“The District Court granted the plaintiffs’ motion to remand, concluding that none of plaintiffs’ causes of action fall within any of the handful of small boxes that create removal jurisdiction over state law claims,” the brief read.
Plaintiff attorneys maintained their client’s claims did not arise under federal common law for the simple reason that they were pleaded under state law.
“Even if Defendants’ preemption argument were not precluded by the well-pleaded complaint rule, it would still fail,” the brief said. “As the District Court recognized, any federal common law that might have been available to 'govern' plaintiffs’ claims in these cases was displaced by Congress’s enactment of the Clean Air Act (CAA).”
Thus, the plaintiffs' attorneys said, the CAA does not completely preempt the plaintiff’s claims, and well-pleaded state claims do not require proof of any federal law issue as a necessary element.
They also maintained that the CAA clearly intended to preserve traditional state involvement in air pollution through state regulation and tort remedies.
“Even if it were not, defendants themselves have removed the linchpin of their argument by asserting that the federal common law upon which they rely was displaced by the CAA," the brief noted.
The brief stated the CAA was never intended to displace the state law claims of plaintiffs.
“Congress expressly found that air pollution prevention and air pollution control at its sources is the primary responsibilities of states and local governments,” the plaintiffs' attorneys maintained.
They argued that Congress included a provision in the CAA expressly stating that nothing governing air quality and emission limitations could preclude the right of any state to enforce limitations of air pollutants.
“The defendants failed to identify any federal cause of action that would even arguably provide a remedy for the injuries the plaintiffs assert,” the brief said.

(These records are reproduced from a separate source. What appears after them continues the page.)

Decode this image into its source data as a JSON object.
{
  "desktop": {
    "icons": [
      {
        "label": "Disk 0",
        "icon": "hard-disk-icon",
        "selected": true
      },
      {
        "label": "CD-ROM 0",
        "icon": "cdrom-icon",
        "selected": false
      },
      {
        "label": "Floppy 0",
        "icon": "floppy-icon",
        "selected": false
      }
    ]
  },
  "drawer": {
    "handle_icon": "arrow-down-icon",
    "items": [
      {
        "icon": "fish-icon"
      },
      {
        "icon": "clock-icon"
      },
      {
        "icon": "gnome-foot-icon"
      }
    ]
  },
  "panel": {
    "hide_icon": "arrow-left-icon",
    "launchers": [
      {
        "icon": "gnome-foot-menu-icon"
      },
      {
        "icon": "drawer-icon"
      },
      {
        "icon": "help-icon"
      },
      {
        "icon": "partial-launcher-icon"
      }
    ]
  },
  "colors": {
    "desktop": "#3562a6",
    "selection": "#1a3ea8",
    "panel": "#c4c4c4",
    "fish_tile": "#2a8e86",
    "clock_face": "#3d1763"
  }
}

A number of climate change lawsuits are currently working their way through the courts with more than a dozen cities and counties suing the oil companies including New York City, Boulder, Colorado, Baltimore, Maryland, the state of Rhode Island and King County (Washington State).
In Oregon last year a three-member panel of the Ninth Circuit ruled 2-1 to dismiss a case involving 21 young plaintiffs ages 8 to 19 who alleged global warming caused by the oil producers had harmed them physically and degraded their quality of life.
The decision was considered a blow to climate activists while critics contended the activists were improperly trying to force climate change abatement through the courts when it is the responsibility of government to do so.
The plaintiffs are hoping to transfer their suits to state courts they consider to be friendlier to their cases.